Gilmore tunes Varsity into classic country
By John Wirt
Jimmie Dale Gilmore, a singer-songwriter whose piercing voice slices to the spiritual bone of a song, gave a performance of rare beauty Friday night at the Varsity Theatre. That's no surprise. Gilmore's a member of the great gang of Texas singer-songwriters that includes Lyle Lovett, the late Townes Van Zandt and Willie Nelson.
Opening the show with the evocative title track of his latest album, "One Endless Night," Gilmore sang with such unaffected conviction that it seemed he really lived such a night.
Backed by a four-piece group that featured harmony singers and two multi-instrumentalists who broadened the concert's palette with accordion, mandolin and acoustic, slide and electric guitars, Gilmore devoted much of his concert to songs from "One Endless Night."
No problem there. The album - including compositions by John Hiatte, Van Zandt, Butch Hancock (Gilmore's partner with Joe Ely in the legendary Flatlanders) - may be the best of the 55-year-old singer's records.
Gilmore followed "One Endless Night" with the sweetly rolling "Banks of the Guadalupe." Then came one of the evening's relatively upbeat selections, "No Lonesome Tune," a Van Zandt song in which a long-lost high roller vows to change his wayward life. Gilmore said he recorded it because it was the closest thing to a happy song in Van Zandt's catalog.
While the emphasis was on "One Endless Night," Gilmore also turned to his back pages, joking that the bluegrassy "Another Colorado was written so long ago that it's now a folk song.

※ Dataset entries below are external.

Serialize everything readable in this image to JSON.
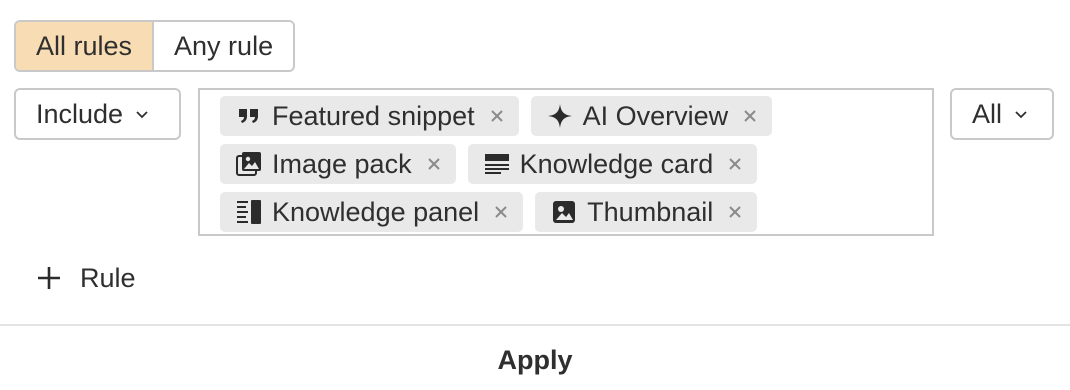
{
  "match_mode": {
    "options": [
      "All rules",
      "Any rule"
    ],
    "selected": "All rules"
  },
  "rule": {
    "operator": "Include",
    "scope": "All",
    "features": [
      {
        "label": "Featured snippet",
        "icon": "quote-icon"
      },
      {
        "label": "AI Overview",
        "icon": "sparkle-icon"
      },
      {
        "label": "Image pack",
        "icon": "image-pack-icon"
      },
      {
        "label": "Knowledge card",
        "icon": "knowledge-card-icon"
      },
      {
        "label": "Knowledge panel",
        "icon": "knowledge-panel-icon"
      },
      {
        "label": "Thumbnail",
        "icon": "thumbnail-icon"
      }
    ]
  },
  "add_rule_label": "Rule",
  "apply_label": "Apply",
  "colors": {
    "active_segment": "#f8dcb3",
    "chip_background": "#e9e9e9",
    "border": "#c9c9c9"
  }
}
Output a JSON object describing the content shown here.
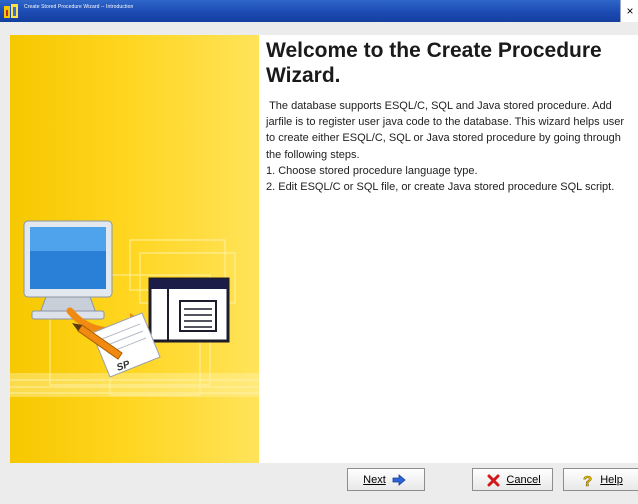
{
  "window": {
    "title": "Create Stored Procedure Wizard -- Introduction",
    "close_glyph": "×"
  },
  "welcome": {
    "title": "Welcome to the Create Procedure Wizard.",
    "paragraphs": [
      " The database supports ESQL/C, SQL and Java stored procedure. Add jarfile is to register user java code to the database. This wizard helps user to create either ESQL/C, SQL or Java stored procedure by going through the following steps.",
      "1. Choose stored procedure language type.",
      "2. Edit ESQL/C or SQL file, or create Java stored procedure SQL script."
    ]
  },
  "illustration": {
    "document_label": "SP"
  },
  "buttons": {
    "next": "Next",
    "cancel": "Cancel",
    "help": "Help"
  },
  "colors": {
    "title_bar": "#1c4bb3",
    "left_panel": "#ffd51e",
    "next_arrow": "#2d63d8",
    "cancel_x": "#d01a1a",
    "help_icon": "#f0c800"
  },
  "icons": {
    "next": "right-arrow-icon",
    "cancel": "red-x-icon",
    "help": "question-mark-icon",
    "app": "database-wizard-icon"
  }
}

Another older song, the outlaw-country classic, "Dallas," kicked the show's tempo way up, dueling electric guitars included.
"I think some people think that I'm a country singer," a serious Gilmore told the crowd a few songs prior to "Dallas." "I can't tell. I used to love country music. I guess they still call it country now. I just don't love it anymore."
Gilmore's remarkable attentive Varsity crowd also got a preview of the next generation of Texas talent. The singer-songwriter yielded the stage to his song, Colin, for a few numbers, including the lovely Woody Guthrie-Billy Bragg collaboration, "Way Over Yonder In the Minor Key."